Obama’s astonishing takeover of the automobile industry, unlike his health care takeover, occurred without even a vote of Congress. Yesterday, to much fanfare, the administration announced its astonishing ratcheting up of vehicle fuel economy standards to 54.5 miles per gallon by 2025. These regulations — I call them “ObamaCar” — were accomplished not through open debate in Congress, but through corrupt backroom deals in which our elected officials had no voice.
ObamaCar will, according to the administration’s own estimates, add over $2,900 to the price of a new car. This low-ball estimate was created by using a brand-new cost-estimating methodology that uses arbitrary factors to produce a cost estimate for a vehicle considerably lower than the total cost of its individual parts.
An analysis by the National Automobile Dealers Association (NADA), which followed the government’s usual methodology, found the cost impact would be $4,800 per vehicle. But NADA also found that even the usual methodology has historically underestimated the actual cost impact by an enormous factor. NADA suggests a worst-case scenario of a $12,349-per-vehicle price jump.
Even using the EPA’s official low-ball estimate, NADA’s analysis found that “6.8 million licensed drivers will no longer qualify for a loan on that least expensive new vehicle.” So people will buy used cars, or drive their old cars longer. There will be less efficient, dirtier vehicles on the road, and reliable, affordable transportation will be much less accessible.

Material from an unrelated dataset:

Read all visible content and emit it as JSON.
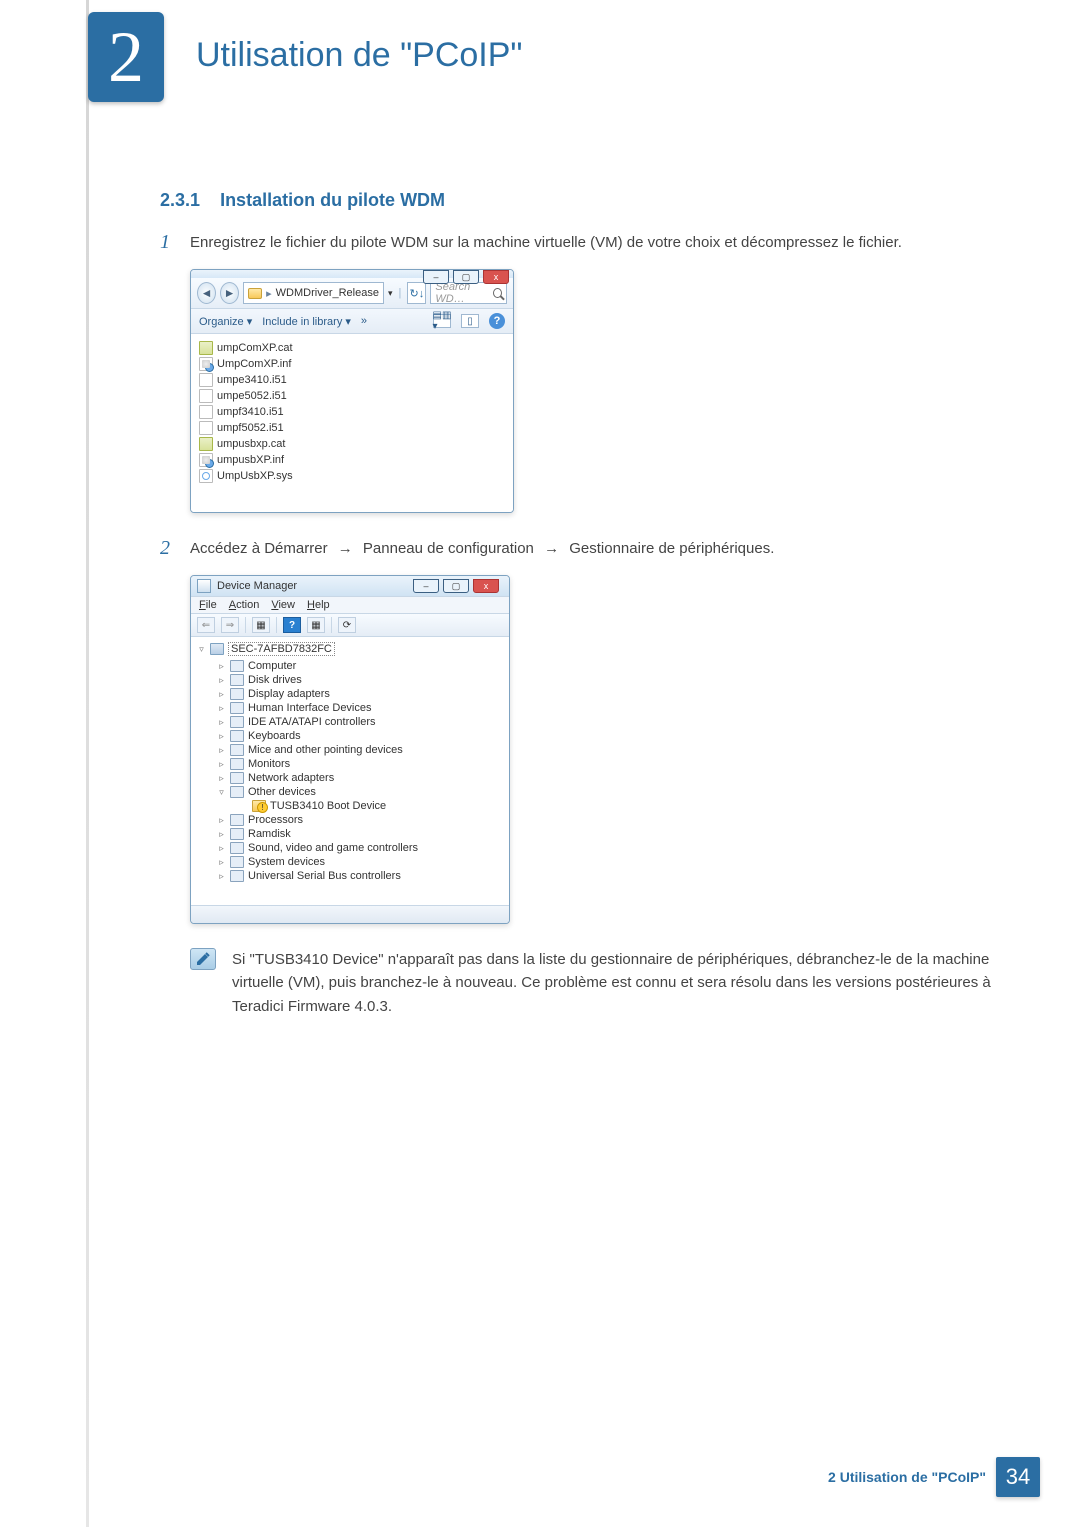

And if you can afford a car under ObamaCar, will it actually be a car you want to drive? Even the vaunted hybrids only get around 35 to 40 miles per gallon — if you’re light on the gas. Cato scholar Pat Michaels has observed that the third-generation Prius maxes out at 50 miles per gallon, but its vehicle weight is too heavy to get much more than that. At 54.5 miles per gallon, cars will be smaller, lighter, less crash-worthy, less powerful, and less comfortable than you can even imagine. A nice-sized family vehicle? Good luck.

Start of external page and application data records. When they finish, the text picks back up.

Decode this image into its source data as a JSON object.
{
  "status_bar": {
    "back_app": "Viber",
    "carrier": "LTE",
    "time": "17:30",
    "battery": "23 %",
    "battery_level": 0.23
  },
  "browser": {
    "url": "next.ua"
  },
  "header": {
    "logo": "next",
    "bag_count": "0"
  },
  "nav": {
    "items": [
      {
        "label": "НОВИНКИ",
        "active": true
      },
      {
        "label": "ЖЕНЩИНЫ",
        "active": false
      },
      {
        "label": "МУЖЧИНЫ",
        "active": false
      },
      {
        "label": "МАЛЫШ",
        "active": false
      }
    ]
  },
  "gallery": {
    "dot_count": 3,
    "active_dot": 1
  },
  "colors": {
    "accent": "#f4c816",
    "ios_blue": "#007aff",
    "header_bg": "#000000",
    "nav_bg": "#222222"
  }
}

How did this happen?
The Supreme Court opened the door for the misuse of the 1970 Clean Air Act with its decision in Massachusetts v. EPA in 2007. That five-to-four decision — an absurd act of judicial activism — allowed the EPA to transform the 1970 Clean Air Act into a global warming law, regulating fuel economy standards under the pretext of regulating tailpipe carbon dioxide emissions.
The principal author of the Clean Air Act, Democratic U.S. Rep. John Dingell of Michigan, said this of the decision back in 2008: “In last year’s Supreme Court decision in Massachusetts v. EPA, the court stated that it believed that greenhouse gases are air pollutants under the Clean Air Act. This is not what was intended by the Congress and by those who wrote that legislation. … So we are beginning to look at a wonderfully complex world which has the potential for shutting down or slowing down virtually all industry and all economic activity and growth.”